Brandon Blackwood has struck fashion gold, selling nearly half a million handbags from his namesake label over the last two years.
The upstart designer, once rejected by Barneys New York for a purported lack of vision, has quickly made himself a household name. While he founded his label in 2015, he burst into the larger consumer consciousness in the summer of 2020 with a canvas tote bag design that states “End Systemic Racism,” where a brand logo or monogram would typically lie.
What simply became known as the “ESR” tote has since grown into a brand that issues sometimes up to 200 new bags per season — most of which sell out.
Late Thursday night, Blackwood switched up his format and introduced his first virtual runway show — exhibiting a new collection of around 150 handbag variations. The show was also meant to present fans and media with a fully fledged vision of what the Brandon Blackwood collection can and will be.
Each bag was styled with a one-of-a-kind, spectacular piece of outerwear — most of them made in colorful fur and festooning in shape and texture. There were sometimes matching hats or shoes, and many of the looks were styled with Blackwood’s first sunglasses — two nostalgic shapes, fabricated in different acetate colors. Blackwood’s partner Roberto Johnson designed the sunglasses and also styled the brand’s runway show.
Blackwood said that leading up to this show, he began to feel pigeon holed in fashion media for his ESR tote design, all the while selling thousands of other bags in a variety of shapes and materials. This presentation, he said, is his way of breaking out of that mold. “I think this collection is kind of reintroducing ourselves and solidifying some facts,” he said.
“I feel like this happens all the time, especially with Black and POC designers, they find the one thing you are good at and keep pushing that narrative. We made the ESR tote and people thought we only make canvas totes. But [meanwhile] we have shown our versatility with satchels and minibags.
“I think my customers and our retailers, they love it — they see the sales. I think, in general, the fashion press keeps up this brand narrative that we are the ESR tote and that’s it, when our numbers say otherwise.

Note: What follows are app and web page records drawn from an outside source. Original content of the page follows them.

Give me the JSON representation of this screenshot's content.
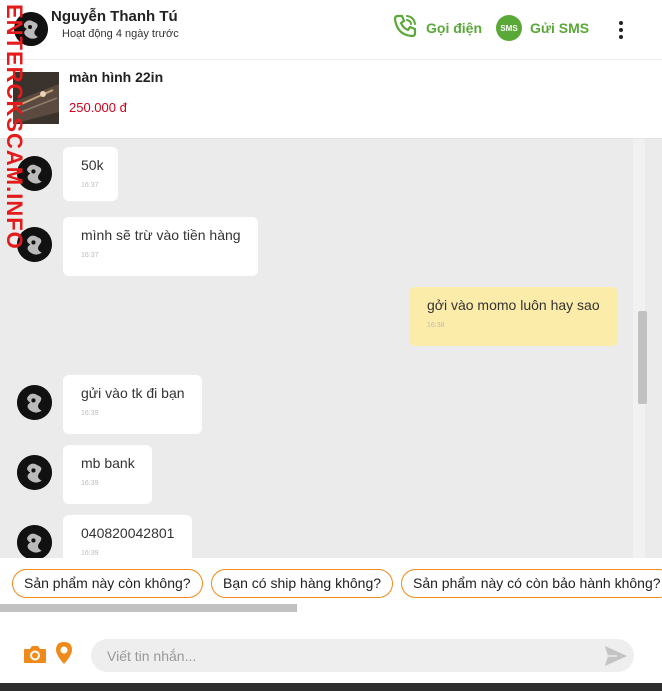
{
  "header": {
    "contact_name": "Nguyễn Thanh Tú",
    "status": "Hoạt động 4 ngày trước",
    "call_label": "Gọi điện",
    "sms_badge": "SMS",
    "sms_label": "Gửi SMS"
  },
  "watermark": "ENTERCKSCAM.INFO",
  "product": {
    "title": "màn hình 22in",
    "price": "250.000 đ"
  },
  "messages": [
    {
      "sender": "contact",
      "text": "50k",
      "time": "16:37"
    },
    {
      "sender": "contact",
      "text": "mình sẽ trừ vào tiền hàng",
      "time": "16:37"
    },
    {
      "sender": "me",
      "text": "gởi vào momo luôn hay sao",
      "time": "16:38"
    },
    {
      "sender": "contact",
      "text": "gửi vào tk đi bạn",
      "time": "16:39"
    },
    {
      "sender": "contact",
      "text": "mb bank",
      "time": "16:39"
    },
    {
      "sender": "contact",
      "text": "040820042801",
      "time": "16:39"
    }
  ],
  "quick_replies": [
    "Sản phẩm này còn không?",
    "Bạn có ship hàng không?",
    "Sản phẩm này có còn bảo hành không?"
  ],
  "composer": {
    "placeholder": "Viết tin nhắn..."
  },
  "colors": {
    "accent_green": "#5aa837",
    "chip_border": "#f08a1a",
    "price_red": "#d0021b",
    "my_bubble": "#fcecaa",
    "watermark_red": "#e31b1b"
  }
}
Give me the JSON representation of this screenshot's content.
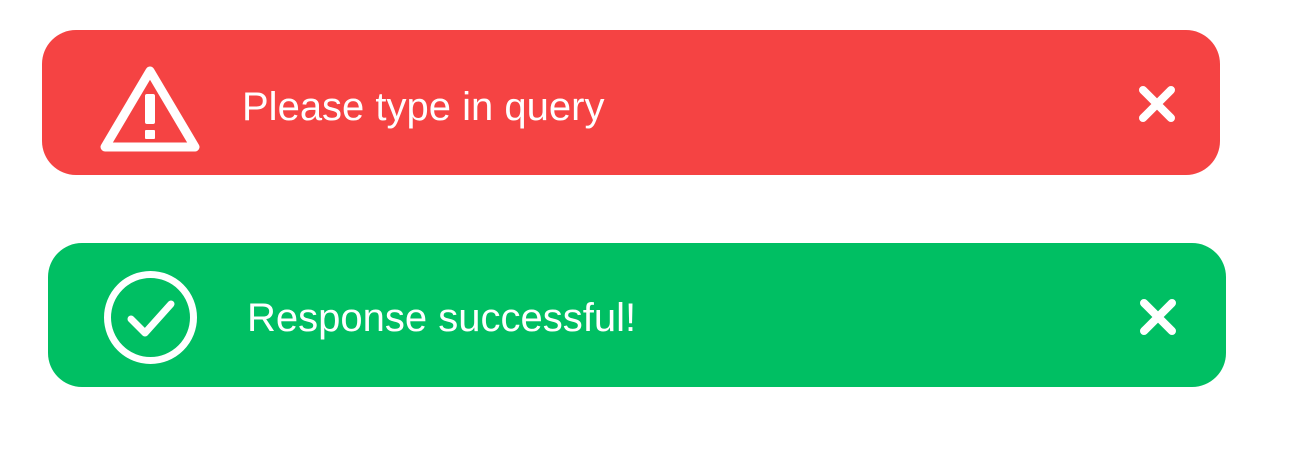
{
  "colors": {
    "error": "#f54343",
    "success": "#00bf63",
    "text": "#ffffff",
    "background": "#ffffff"
  },
  "error_toast": {
    "message": "Please type in query",
    "icon": "warning-triangle-icon",
    "close_icon": "close-icon"
  },
  "success_toast": {
    "message": "Response successful!",
    "icon": "check-circle-icon",
    "close_icon": "close-icon"
  }
}
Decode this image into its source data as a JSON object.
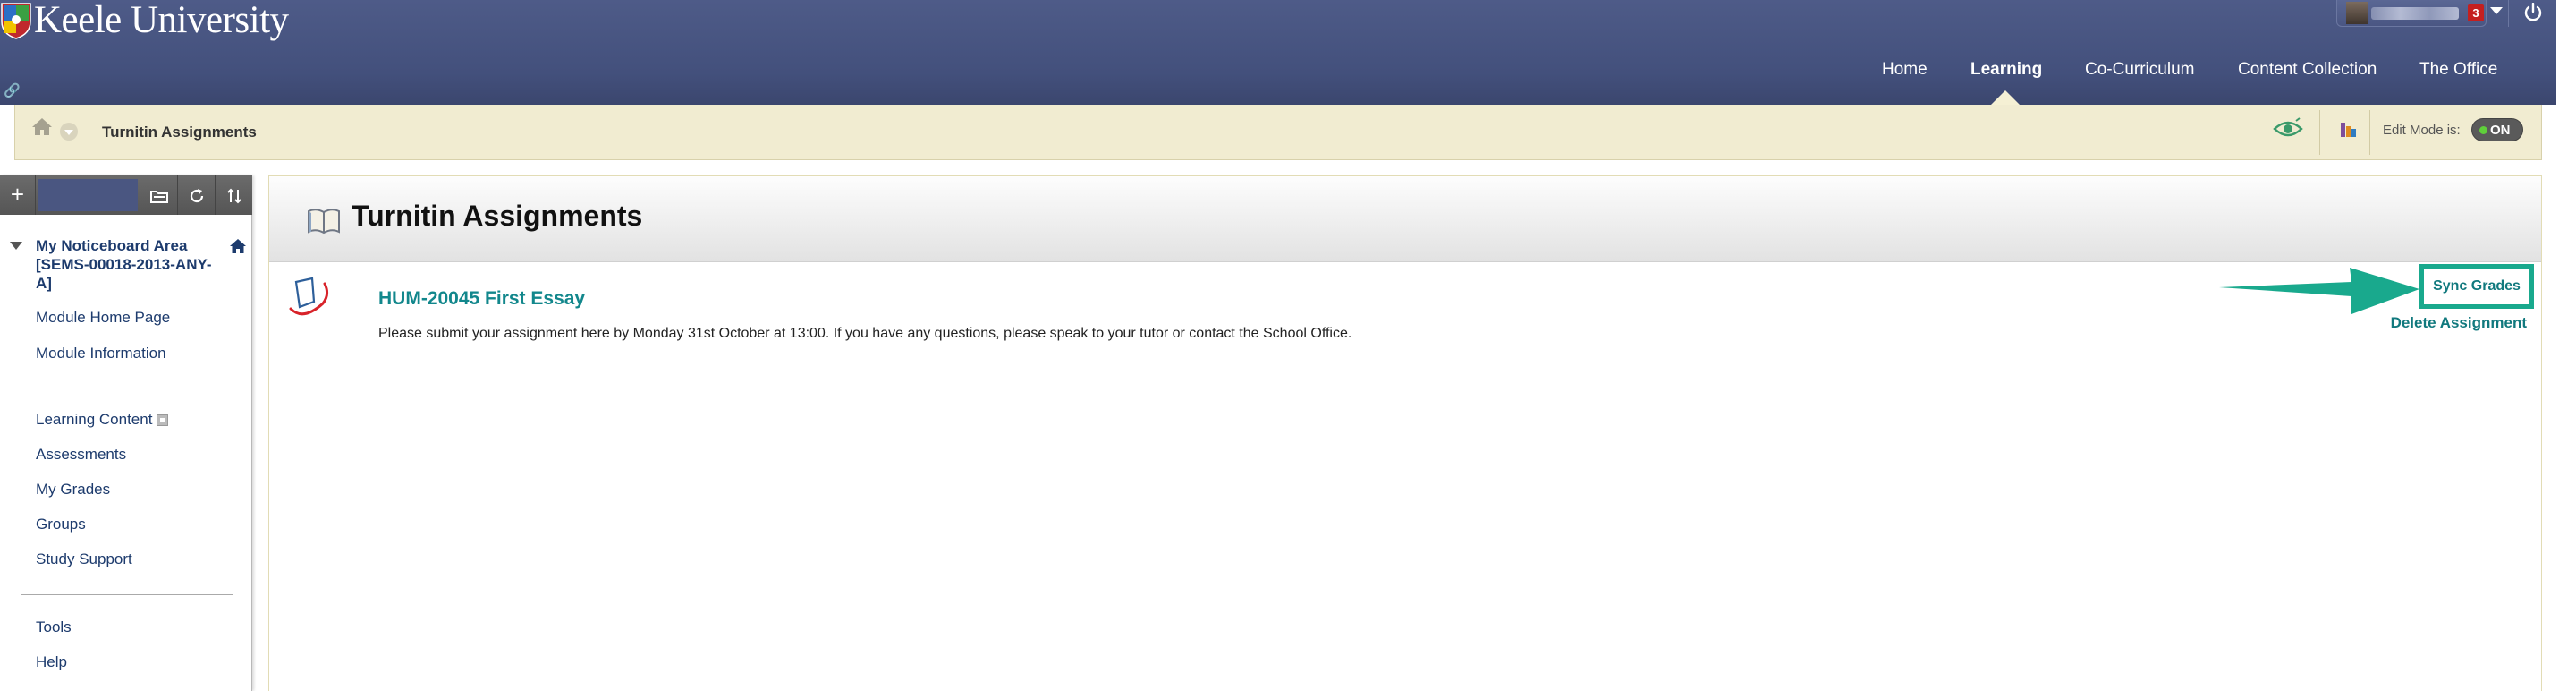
{
  "header": {
    "university_name": "Keele University",
    "notification_count": "3",
    "nav": [
      "Home",
      "Learning",
      "Co-Curriculum",
      "Content Collection",
      "The Office"
    ],
    "active_nav": "Learning"
  },
  "breadcrumb": {
    "title": "Turnitin Assignments",
    "edit_mode_label": "Edit Mode is:",
    "edit_mode_state": "ON"
  },
  "sidebar": {
    "course_title": "My Noticeboard Area [SEMS-00018-2013-ANY-A]",
    "group1": [
      "Module Home Page",
      "Module Information"
    ],
    "group2": [
      "Learning Content",
      "Assessments",
      "My Grades",
      "Groups",
      "Study Support"
    ],
    "group3": [
      "Tools",
      "Help"
    ]
  },
  "main": {
    "page_title": "Turnitin Assignments",
    "assignment": {
      "title": "HUM-20045 First Essay",
      "description": "Please submit your assignment here by Monday 31st October at 13:00. If you have any questions, please speak to your tutor or contact the School Office.",
      "sync_label": "Sync Grades",
      "delete_label": "Delete Assignment"
    }
  },
  "colors": {
    "header_bg": "#4a5682",
    "crumb_bg": "#f1ecd1",
    "link_teal": "#12878c",
    "highlight_green": "#19a98d",
    "sidebar_link": "#1d3b6d"
  },
  "icons": [
    "keele-crest-icon",
    "link-icon",
    "power-icon",
    "home-icon",
    "eye-icon",
    "chart-icon",
    "add-icon",
    "folder-icon",
    "refresh-icon",
    "sort-icon",
    "book-icon",
    "turnitin-icon",
    "arrow-icon"
  ]
}
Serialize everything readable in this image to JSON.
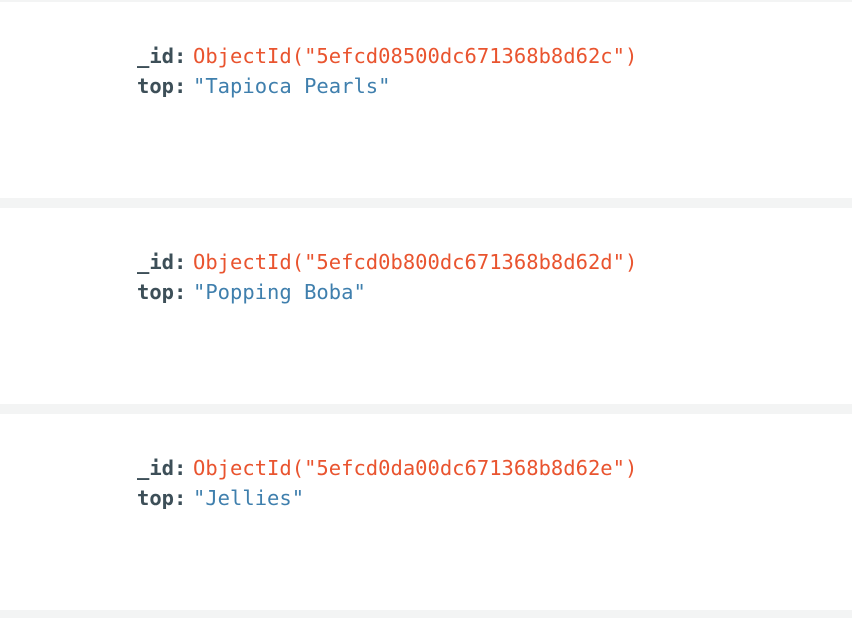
{
  "documents": [
    {
      "id_key": "_id:",
      "id_value": "ObjectId(\"5efcd08500dc671368b8d62c\")",
      "top_key": "top:",
      "top_value": "\"Tapioca Pearls\""
    },
    {
      "id_key": "_id:",
      "id_value": "ObjectId(\"5efcd0b800dc671368b8d62d\")",
      "top_key": "top:",
      "top_value": "\"Popping Boba\""
    },
    {
      "id_key": "_id:",
      "id_value": "ObjectId(\"5efcd0da00dc671368b8d62e\")",
      "top_key": "top:",
      "top_value": "\"Jellies\""
    }
  ],
  "colors": {
    "key": "#3d4f58",
    "object_id": "#e9542f",
    "string": "#3f7fad",
    "card_bg": "#ffffff",
    "separator": "#f3f4f4"
  }
}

So we are reintroducing ourselves that we have the capability to make accessibly priced bags with great materials and quality,” Blackwood said.
The designer said he creates with no particular inspiration in mind, but rather aims to create solution-driven bags that would appeal to his wide range of friends.
“I always think about what would be cool, what would my friends want to wear — I never have a mood board,” he said, leading the designer to layer in different fabrications like shearling and puffer materials this season, as well as some bamboo hardware motifs.
But with a reach as wide as Blackwood’s brand, which is now regularly shipping to Japan and Europe, as well as yearlong warm climates like the Caribbean, he felt a need to consider different usages. “When we were doing teasers of the fall collection on social media, people kept writing, ‘We are in California, we are in the South — how are we going to wear a shearling bag?’” Blackwood said, pushing him to introduce some bags with mesh or other lightweight materials.
Blackwood said his brand has grown by 50,000 percent since 2019, which was ultimately a head-spinning crash course in business management, supply chain logistics and customer service.
The designer had originally planned to air his runway video in September, but supply chain delays pushed back the date. He said most of the bags will be available to ship immediately — a factor he learned was important over the last few years when some customers took to social media to lambast long lead times or production issues.
“We stopped our pre-sale model to avoid wait times, it makes things way easier. Sadly, it was three girls on Twitter that did that whole circulation when we ship thousands of bags a week,” said Blackwood, adding that their viral commentary was ultimately a positive thing, as it led a lot more consumers to discover his brand.
Prices for Blackwood’s new collection of bags remain between $150 and $800, while sunglasses are a firm $80 — an important factor for the designer, who said he aims to dress the masses. While the runway show’s fur coats will not be put into production, they will be available for private shopping appointments. The coats are a preview of what’s to come next fall, when Blackwood said he will introduce a commercial collection of outerwear — also aimed at being accessibly priced, ideally between $150 and $500.
Next up is a sourcing and production research trip with friend and mentor, Luar’s Raul Lopez, during which Blackwood will suss out how to best make shoes. He said ready-to-wear is not far off either.